At an Armed Services Committee hearing, McCain expressed "disgust and disappointment" with the continued issue of sexual assault in the military. (Chris Maddaloni/CQ Roll Call File Photo)

Former Navy Capt. and prisoner of war Sen. John McCain, R-Ariz., told a panel of uniformed military leaders on Tuesday that he could not "overstate" his "disgust and disappointment" over the continued problems regarding sexual assault in the armed services.

The Senate Armed Services Committee held a tense hearing with the leaders of the Army, Navy, Air Force and Marine Corps, as well as top brass of the Joint Chiefs of Staff, to explore the issue and how they might remedy it legislatively.
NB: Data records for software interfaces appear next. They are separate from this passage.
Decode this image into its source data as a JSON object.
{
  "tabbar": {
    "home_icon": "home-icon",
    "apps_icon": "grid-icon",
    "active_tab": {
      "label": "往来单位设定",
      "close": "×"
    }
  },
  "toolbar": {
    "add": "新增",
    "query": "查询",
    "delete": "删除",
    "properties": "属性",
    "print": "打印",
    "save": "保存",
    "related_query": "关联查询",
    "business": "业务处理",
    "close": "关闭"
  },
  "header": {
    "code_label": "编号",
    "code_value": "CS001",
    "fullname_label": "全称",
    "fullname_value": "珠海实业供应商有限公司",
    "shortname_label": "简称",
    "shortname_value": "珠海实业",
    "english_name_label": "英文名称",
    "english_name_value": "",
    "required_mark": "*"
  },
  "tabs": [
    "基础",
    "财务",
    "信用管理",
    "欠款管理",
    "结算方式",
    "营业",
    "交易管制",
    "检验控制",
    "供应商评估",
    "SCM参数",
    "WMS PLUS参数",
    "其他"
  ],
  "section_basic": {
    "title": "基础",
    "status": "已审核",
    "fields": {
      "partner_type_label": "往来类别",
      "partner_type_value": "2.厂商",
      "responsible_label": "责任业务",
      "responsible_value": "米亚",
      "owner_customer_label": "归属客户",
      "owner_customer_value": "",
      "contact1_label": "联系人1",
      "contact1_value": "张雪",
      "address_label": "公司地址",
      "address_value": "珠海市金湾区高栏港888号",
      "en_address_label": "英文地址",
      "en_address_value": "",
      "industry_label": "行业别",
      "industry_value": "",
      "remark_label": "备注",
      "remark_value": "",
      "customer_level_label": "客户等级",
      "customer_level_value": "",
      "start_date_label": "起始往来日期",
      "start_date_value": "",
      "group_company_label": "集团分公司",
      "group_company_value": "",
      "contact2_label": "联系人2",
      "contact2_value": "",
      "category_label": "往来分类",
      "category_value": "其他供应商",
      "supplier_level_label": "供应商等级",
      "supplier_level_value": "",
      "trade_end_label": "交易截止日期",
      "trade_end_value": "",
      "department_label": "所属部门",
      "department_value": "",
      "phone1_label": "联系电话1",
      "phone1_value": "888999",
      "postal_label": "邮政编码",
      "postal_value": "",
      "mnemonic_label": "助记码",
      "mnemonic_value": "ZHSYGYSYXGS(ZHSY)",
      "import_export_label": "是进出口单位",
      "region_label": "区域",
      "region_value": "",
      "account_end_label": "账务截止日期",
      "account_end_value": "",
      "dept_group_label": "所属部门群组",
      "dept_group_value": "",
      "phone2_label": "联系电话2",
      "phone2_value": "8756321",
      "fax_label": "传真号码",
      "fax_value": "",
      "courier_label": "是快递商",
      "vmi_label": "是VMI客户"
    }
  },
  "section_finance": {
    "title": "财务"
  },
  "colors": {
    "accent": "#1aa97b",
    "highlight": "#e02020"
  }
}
Though there was substantial disagreement between senators and military leaders, especially on the question of whether to remove the sexual assault reporting structure from the chain of command, perhaps no attack felt as personal as McCain's.

"Just last night a woman came to me and said her daughter wanted to join the military and could I give my unqualified support for her doing so. I could not," said the former GOP presidential nominee, who is a leader on military issues. "I cannot overstate my disgust and disappointment over the continued reports of sexual misconduct in our military. We've been talking about the issue for years and talk is insufficient.

"I would remind my colleagues that after the Vietnam War, at the end of the Vietnam War and after the aftermath, there [were] breakdowns in discipline, there was race riots on aircraft carriers, there was instances of fragging and ... tremendous racial unrest and tensions within our military. We addressed the issue ... and now I believe the military is our most effective equal opportunity employer. We must do that in the case of this crisis that we're facing now. Today we all agree that action has to be taken, and I hope this will build on that consensus."

Another touchstone moment of the hearing was when Sen. Joe Manchin III, D-WVa., asked if any single military leader appearing before the panel believed that reporting of serious crimes such as sexual assault should be removed from the chain of command. Not a single uniformed leader stepped forward to say "yes."

The Senate Armed Services Committee hearing is ongoing, and the panel will take up some form of legislation to deal with what members have labeled a "crisis." Those changes would be incorporated into Congress' annual National Defense Authorization Act.